WORK INSTRUCTION:
Among the lines below, some may hold the word "title"; state how many do, giving only the number.

(Page and application data records)
◆ ◆ ◆ ◆

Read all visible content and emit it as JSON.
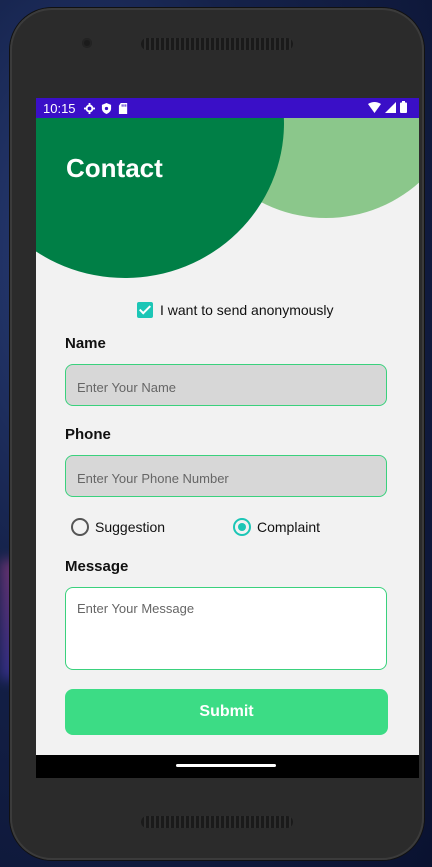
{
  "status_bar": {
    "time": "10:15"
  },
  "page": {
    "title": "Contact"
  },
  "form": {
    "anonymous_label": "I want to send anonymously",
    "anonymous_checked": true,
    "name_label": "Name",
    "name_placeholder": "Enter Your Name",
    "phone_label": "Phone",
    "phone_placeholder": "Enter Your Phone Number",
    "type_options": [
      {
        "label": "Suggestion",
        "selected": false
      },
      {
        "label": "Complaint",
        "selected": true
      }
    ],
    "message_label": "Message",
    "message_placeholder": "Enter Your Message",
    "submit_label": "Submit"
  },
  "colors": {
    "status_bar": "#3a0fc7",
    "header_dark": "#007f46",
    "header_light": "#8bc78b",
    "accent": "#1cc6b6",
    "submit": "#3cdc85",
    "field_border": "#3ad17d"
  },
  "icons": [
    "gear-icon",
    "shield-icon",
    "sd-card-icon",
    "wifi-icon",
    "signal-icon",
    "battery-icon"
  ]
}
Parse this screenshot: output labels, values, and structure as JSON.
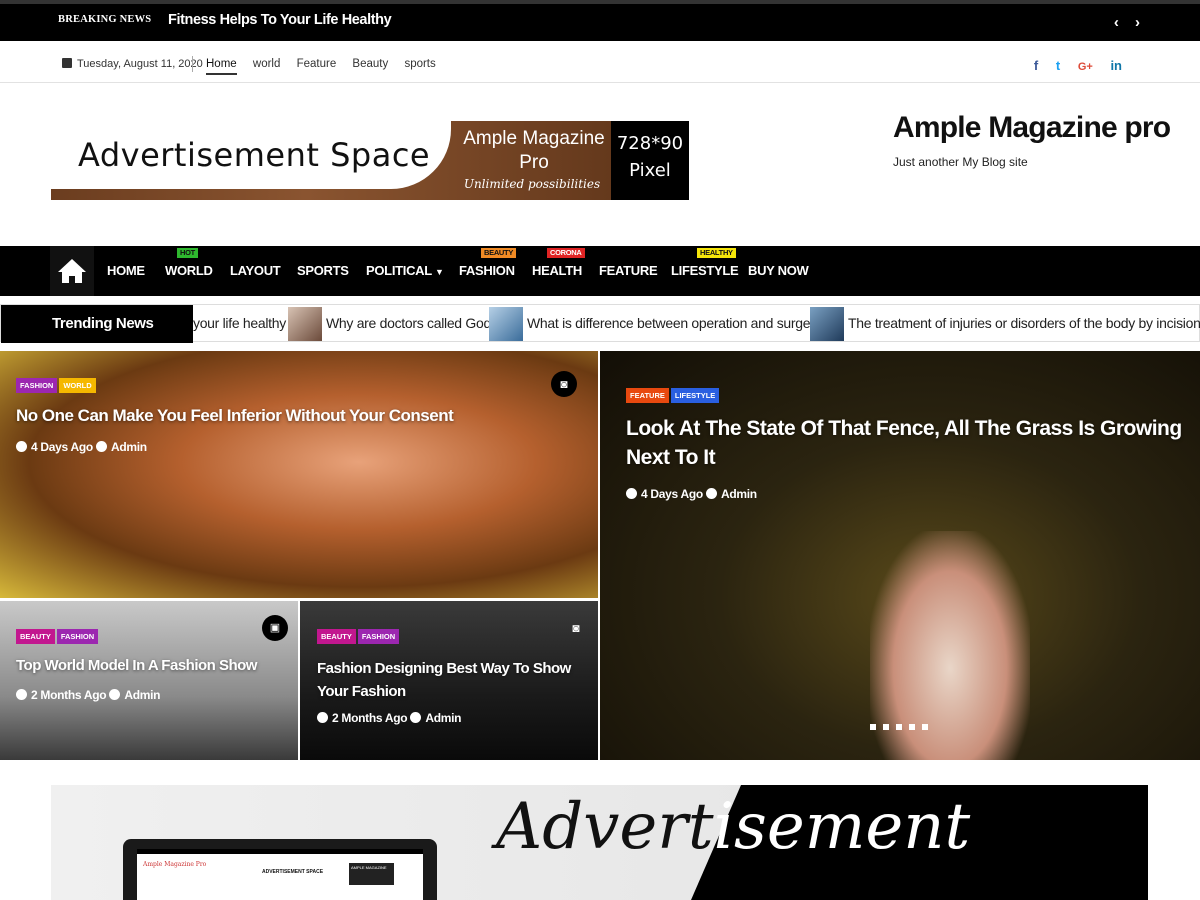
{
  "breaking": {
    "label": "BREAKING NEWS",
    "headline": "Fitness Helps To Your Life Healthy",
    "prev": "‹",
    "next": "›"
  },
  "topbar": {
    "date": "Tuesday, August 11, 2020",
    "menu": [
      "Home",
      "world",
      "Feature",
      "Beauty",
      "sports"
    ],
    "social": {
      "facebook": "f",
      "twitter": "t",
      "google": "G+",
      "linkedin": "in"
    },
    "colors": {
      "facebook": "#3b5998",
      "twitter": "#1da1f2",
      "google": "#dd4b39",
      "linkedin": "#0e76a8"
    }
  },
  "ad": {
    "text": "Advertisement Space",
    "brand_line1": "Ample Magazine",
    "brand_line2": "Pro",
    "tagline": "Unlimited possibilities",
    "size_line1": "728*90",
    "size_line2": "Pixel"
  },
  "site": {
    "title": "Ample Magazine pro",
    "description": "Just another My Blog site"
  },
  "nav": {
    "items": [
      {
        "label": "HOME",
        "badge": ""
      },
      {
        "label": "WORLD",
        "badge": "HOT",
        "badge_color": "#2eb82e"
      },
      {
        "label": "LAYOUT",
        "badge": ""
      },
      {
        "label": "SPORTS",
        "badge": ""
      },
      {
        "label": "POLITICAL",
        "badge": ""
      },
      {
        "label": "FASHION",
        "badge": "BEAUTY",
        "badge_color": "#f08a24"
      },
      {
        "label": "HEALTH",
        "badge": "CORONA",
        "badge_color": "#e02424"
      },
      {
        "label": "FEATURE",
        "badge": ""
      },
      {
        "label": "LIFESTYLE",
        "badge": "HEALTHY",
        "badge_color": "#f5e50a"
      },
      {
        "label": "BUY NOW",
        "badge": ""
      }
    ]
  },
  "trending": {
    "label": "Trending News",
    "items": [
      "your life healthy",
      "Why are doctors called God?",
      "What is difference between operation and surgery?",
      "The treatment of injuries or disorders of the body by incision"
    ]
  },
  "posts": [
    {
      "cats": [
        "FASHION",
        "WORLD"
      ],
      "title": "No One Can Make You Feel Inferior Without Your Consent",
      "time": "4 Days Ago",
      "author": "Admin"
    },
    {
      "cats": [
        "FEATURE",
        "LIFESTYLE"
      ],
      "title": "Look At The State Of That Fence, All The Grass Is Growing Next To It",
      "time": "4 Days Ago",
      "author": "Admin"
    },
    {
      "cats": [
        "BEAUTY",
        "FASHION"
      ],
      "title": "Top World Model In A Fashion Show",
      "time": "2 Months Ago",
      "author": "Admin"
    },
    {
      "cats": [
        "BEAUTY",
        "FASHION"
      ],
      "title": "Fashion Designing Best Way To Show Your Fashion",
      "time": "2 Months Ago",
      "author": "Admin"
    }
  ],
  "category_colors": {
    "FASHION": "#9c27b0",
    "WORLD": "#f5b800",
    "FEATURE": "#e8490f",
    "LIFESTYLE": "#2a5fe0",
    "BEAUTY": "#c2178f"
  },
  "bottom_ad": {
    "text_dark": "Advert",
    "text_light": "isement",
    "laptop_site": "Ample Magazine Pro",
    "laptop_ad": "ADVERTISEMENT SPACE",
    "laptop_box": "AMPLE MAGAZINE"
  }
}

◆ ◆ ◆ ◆

OUTPUT OF THE TASK:
6